Blue elderberry is a deciduous shrub to small tree with soft, pithy twigs and opposite-growing leaves divided into lance-shaped leaflets. Showy clusters of creamy-white flowers mature into small blue-black drupes covered in a white bloom.
The berries are a valuable food resource for many birds. Elders are used as food plants by the larvae of some Lepidoptera (moth) species. Dead elder wood is the preferred habitat of the mushroom Auricularia auricula-judae, also known as Judas’ ear fungus or wood ear fungus.
The berries are best not eaten raw. Both flowers and berries can be made into elderberry wine, and Hungary produces elderberry brandy (requiring 50 kg of fruit to produce 1 liter of brandy).The berries can be made into jam, pies or Pontack sauce. All green parts of the plant are poisonous, containing cyanogenic glycosides (Vedel & Lange 1960).
The flowers may be used to make an herbal tea, which is believed as a remedy for colds and fever. In Europe, the flowers are made into a syrup or cordial that is diluted with water before drinking. The popularity of this traditional drink has recently encouraged some commercial soft drink producers to introduce elderflower-flavored drinks. The flowers can also be used to make a mildly alcoholic, sparkling elderflower ‘champagne’.

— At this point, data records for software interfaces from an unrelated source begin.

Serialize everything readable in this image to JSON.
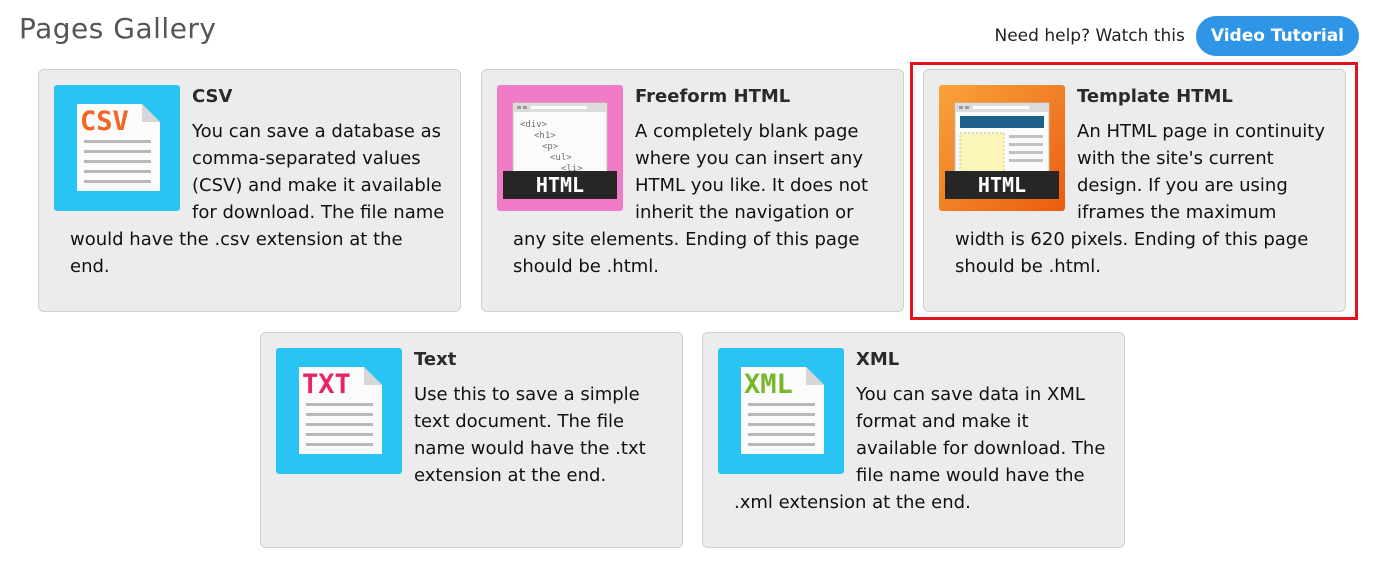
{
  "header": {
    "title": "Pages Gallery",
    "help_text": "Need help? Watch this",
    "video_button": "Video Tutorial"
  },
  "colors": {
    "accent_button": "#2f95e6",
    "highlight_border": "#e4121c",
    "card_bg": "#ececec",
    "thumb_blue": "#29c4f3",
    "thumb_pink": "#f27bc7",
    "thumb_orange": "#f07a1e"
  },
  "cards": [
    {
      "title": "CSV",
      "icon": "csv-file-icon",
      "icon_label": "CSV",
      "description": "You can save a database as comma-separated values (CSV) and make it available for download. The file name would have the .csv extension at the end."
    },
    {
      "title": "Freeform HTML",
      "icon": "freeform-html-icon",
      "icon_label": "HTML",
      "code_lines": [
        "<div>",
        "<h1>",
        "<p>",
        "<ul>",
        "<li>"
      ],
      "description": "A completely blank page where you can insert any HTML you like. It does not inherit the navigation or any site elements. Ending of this page should be .html."
    },
    {
      "title": "Template HTML",
      "icon": "template-html-icon",
      "icon_label": "HTML",
      "selected": true,
      "description": "An HTML page in continuity with the site's current design. If you are using iframes the maximum width is 620 pixels. Ending of this page should be .html."
    },
    {
      "title": "Text",
      "icon": "txt-file-icon",
      "icon_label": "TXT",
      "description": "Use this to save a simple text document. The file name would have the .txt extension at the end."
    },
    {
      "title": "XML",
      "icon": "xml-file-icon",
      "icon_label": "XML",
      "description": "You can save data in XML format and make it available for download. The file name would have the .xml extension at the end."
    }
  ]
}
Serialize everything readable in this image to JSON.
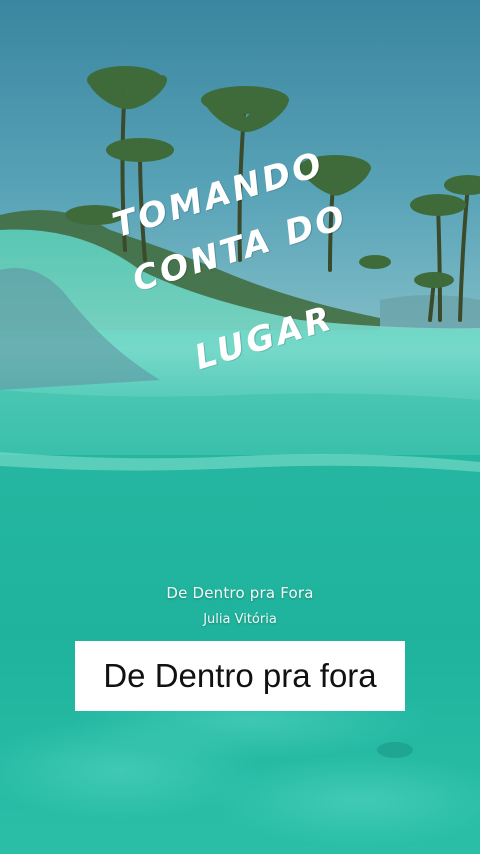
{
  "headline": {
    "line1": "TOMANDO",
    "line2": "CONTA DO",
    "line3": "LUGAR"
  },
  "music": {
    "title": "De Dentro pra Fora",
    "artist": "Julia Vitória"
  },
  "caption": {
    "text": "De Dentro pra fora"
  },
  "colors": {
    "sky": "#3f8fa6",
    "water": "#1fb9a3",
    "caption_bg": "#ffffff",
    "caption_text": "#111111"
  }
}
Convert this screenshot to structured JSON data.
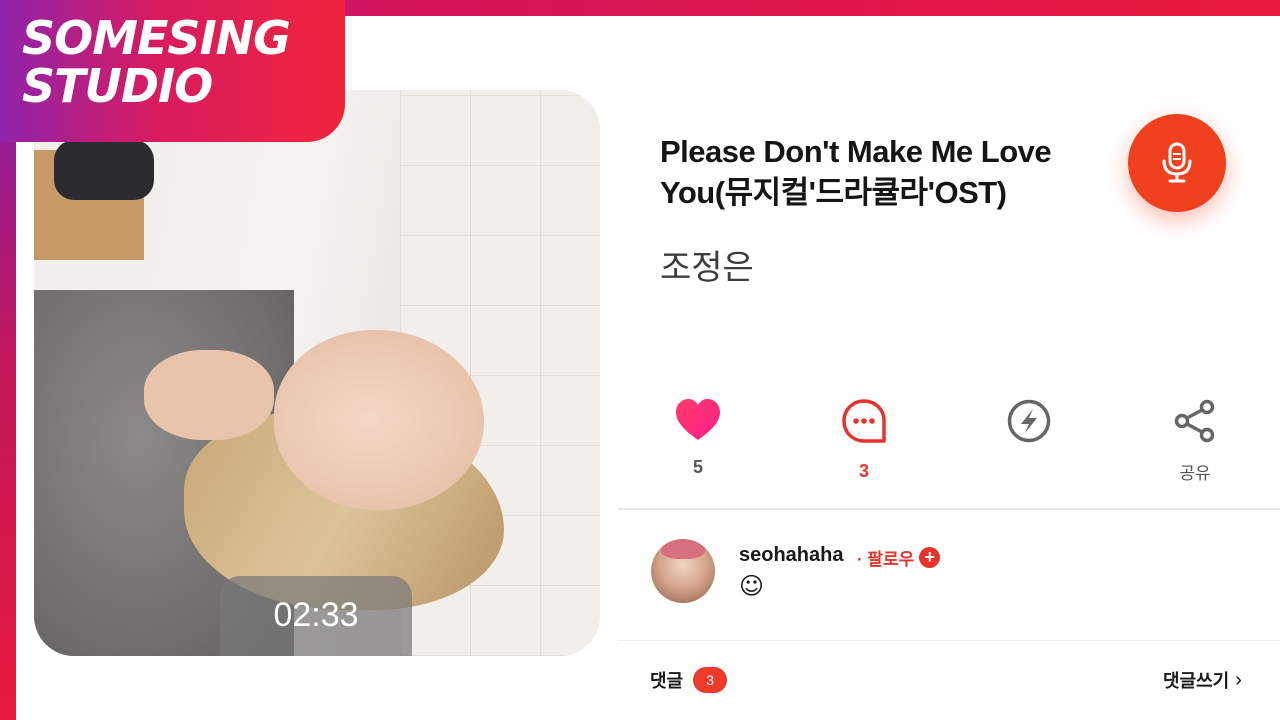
{
  "brand": {
    "line1": "SOMESING",
    "line2": "STUDIO"
  },
  "player": {
    "time": "02:33"
  },
  "song": {
    "title": "Please Don't Make Me Love You(뮤지컬'드라큘라'OST)",
    "artist": "조정은"
  },
  "actions": {
    "likes": "5",
    "comments": "3",
    "share_label": "공유"
  },
  "comment": {
    "username": "seohahaha",
    "follow_label": "· 팔로우",
    "follow_plus": "+",
    "text": "☺"
  },
  "footer": {
    "comments_label": "댓글",
    "comments_count": "3",
    "write_label": "댓글쓰기",
    "write_chevron": "›"
  },
  "colors": {
    "accent": "#f0401e",
    "like": "#ff2e5f",
    "comment": "#e8322b",
    "icon_gray": "#666666"
  }
}
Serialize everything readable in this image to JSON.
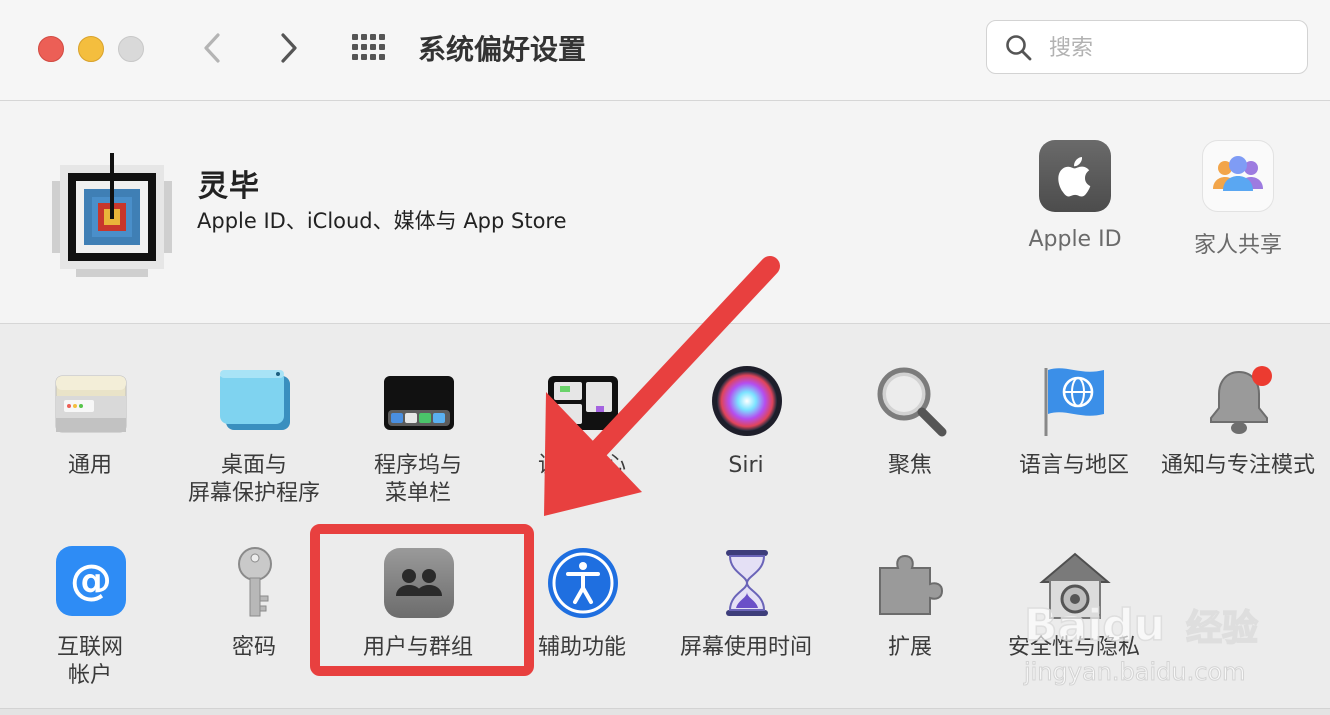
{
  "window": {
    "title": "系统偏好设置",
    "traffic_lights": {
      "close": "#ec5f56",
      "minimize": "#f4be3e",
      "zoom": "#d9d9d9"
    }
  },
  "search": {
    "placeholder": "搜索"
  },
  "account": {
    "name": "灵毕",
    "subtitle": "Apple ID、iCloud、媒体与 App Store",
    "top_items": [
      {
        "label": "Apple ID",
        "icon": "apple-logo-icon"
      },
      {
        "label": "家人共享",
        "icon": "family-sharing-icon"
      }
    ]
  },
  "prefs_row1": [
    {
      "lines": [
        "通用"
      ],
      "icon": "general-icon"
    },
    {
      "lines": [
        "桌面与",
        "屏幕保护程序"
      ],
      "icon": "desktop-screensaver-icon"
    },
    {
      "lines": [
        "程序坞与",
        "菜单栏"
      ],
      "icon": "dock-menubar-icon"
    },
    {
      "lines": [
        "调度中心"
      ],
      "icon": "mission-control-icon"
    },
    {
      "lines": [
        "Siri"
      ],
      "icon": "siri-icon"
    },
    {
      "lines": [
        "聚焦"
      ],
      "icon": "spotlight-icon"
    },
    {
      "lines": [
        "语言与地区"
      ],
      "icon": "language-region-icon"
    },
    {
      "lines": [
        "通知与专注模式"
      ],
      "icon": "notifications-icon"
    }
  ],
  "prefs_row2": [
    {
      "lines": [
        "互联网",
        "帐户"
      ],
      "icon": "internet-accounts-icon"
    },
    {
      "lines": [
        "密码"
      ],
      "icon": "passwords-icon"
    },
    {
      "lines": [
        "用户与群组"
      ],
      "icon": "users-groups-icon"
    },
    {
      "lines": [
        "辅助功能"
      ],
      "icon": "accessibility-icon"
    },
    {
      "lines": [
        "屏幕使用时间"
      ],
      "icon": "screen-time-icon"
    },
    {
      "lines": [
        "扩展"
      ],
      "icon": "extensions-icon"
    },
    {
      "lines": [
        "安全性与隐私"
      ],
      "icon": "security-privacy-icon"
    }
  ],
  "annotation": {
    "color": "#e8403f",
    "highlighted_item": "用户与群组"
  },
  "watermark": {
    "brand": "Baidu",
    "brand_cn": "经验",
    "url": "jingyan.baidu.com"
  }
}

- Light Requirements: Full Sun, Part Shade
- Water Requirements: Dry, Moist
- Ease of Growing: Easy to grow
- Growth Rate: Fast
- Spreads: No
- Wildlife Support: Pollinators, Pest-eating Insects, Birds or Mammals
- Fire-resistant: Yes
- Edible: Yes, but parts of the plant toxic
- Mature Height: 10-25ft
- Mature Width:18ft